Chinese Protesters Use Their Bodies as Weapons Against the State
In China, crowds of people line the streets. They are holding blank sheets of paper. There’s nothing special about the paper; it’s ordinary A4 letter size. The police nonetheless know what they mean. The leaders of the Chinese Communist Party know what they mean. The world knows what they mean.
By standing with empty pages in hand, the protesters’ goal is to make manifest the implied violence that authoritarian states use to keep order. If you want control over me, they silently declare, you must violently take my body away, for the world to see, even though I have done nothing more than exist.
There’s an old Soviet joke about this. A man in a train station hands out leaflets to passersby. When the KGB arrests him, it discovers that the leaflets are blank pieces of paper.
“What’s the meaning of this?” its agents demand.
“Everyone knows what the problem is,” he says, “so why bother writing it down?”
Everyone does know the problem. The state has taken too much.
In November in China, the immediate impetus for the protests was extreme COVID-19 lockdowns, which prevented people from conducting the basic business of life. The draconian, abrupt, and arbitrary restrictions led to the lonely, unnecessary deaths of the trapped, the sick, the starved, including 10 people who were killed in a fire in Ürümqi, Xinjiang, on November 24.

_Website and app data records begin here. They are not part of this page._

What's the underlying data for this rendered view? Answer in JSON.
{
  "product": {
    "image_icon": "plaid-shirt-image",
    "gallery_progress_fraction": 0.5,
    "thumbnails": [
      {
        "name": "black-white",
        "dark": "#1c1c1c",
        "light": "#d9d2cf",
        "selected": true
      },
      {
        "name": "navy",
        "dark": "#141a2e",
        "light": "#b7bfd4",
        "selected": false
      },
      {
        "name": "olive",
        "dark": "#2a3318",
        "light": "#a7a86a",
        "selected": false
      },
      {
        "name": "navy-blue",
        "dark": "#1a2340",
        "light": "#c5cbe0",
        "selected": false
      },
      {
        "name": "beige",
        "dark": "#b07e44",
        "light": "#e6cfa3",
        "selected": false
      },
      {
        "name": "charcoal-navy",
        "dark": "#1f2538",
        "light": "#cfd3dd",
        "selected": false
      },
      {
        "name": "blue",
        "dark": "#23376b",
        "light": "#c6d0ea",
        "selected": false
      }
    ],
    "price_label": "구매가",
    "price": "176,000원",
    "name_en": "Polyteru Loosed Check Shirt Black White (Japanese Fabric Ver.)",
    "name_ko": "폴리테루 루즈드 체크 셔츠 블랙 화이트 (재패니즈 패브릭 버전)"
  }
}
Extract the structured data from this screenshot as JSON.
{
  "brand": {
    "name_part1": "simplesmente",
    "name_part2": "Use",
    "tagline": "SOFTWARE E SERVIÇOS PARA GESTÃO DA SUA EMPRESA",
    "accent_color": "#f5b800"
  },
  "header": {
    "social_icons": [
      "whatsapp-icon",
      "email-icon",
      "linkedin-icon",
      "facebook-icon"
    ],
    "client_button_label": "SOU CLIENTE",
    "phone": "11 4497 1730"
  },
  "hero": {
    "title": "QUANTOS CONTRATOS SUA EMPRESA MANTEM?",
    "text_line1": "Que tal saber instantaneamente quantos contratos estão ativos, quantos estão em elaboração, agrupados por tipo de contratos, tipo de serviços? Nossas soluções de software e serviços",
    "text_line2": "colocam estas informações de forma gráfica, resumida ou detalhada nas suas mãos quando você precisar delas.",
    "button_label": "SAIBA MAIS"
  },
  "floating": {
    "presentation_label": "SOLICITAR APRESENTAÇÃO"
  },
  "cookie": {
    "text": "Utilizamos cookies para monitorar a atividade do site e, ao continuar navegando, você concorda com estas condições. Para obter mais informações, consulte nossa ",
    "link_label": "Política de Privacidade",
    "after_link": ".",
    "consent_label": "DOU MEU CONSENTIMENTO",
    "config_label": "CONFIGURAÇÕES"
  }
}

China does not have a monopoly on intolerable state repression, nor are its people alone in taking refuge in wordless protest. In Tehran, women stood in the street and put up t
Article from Reason.com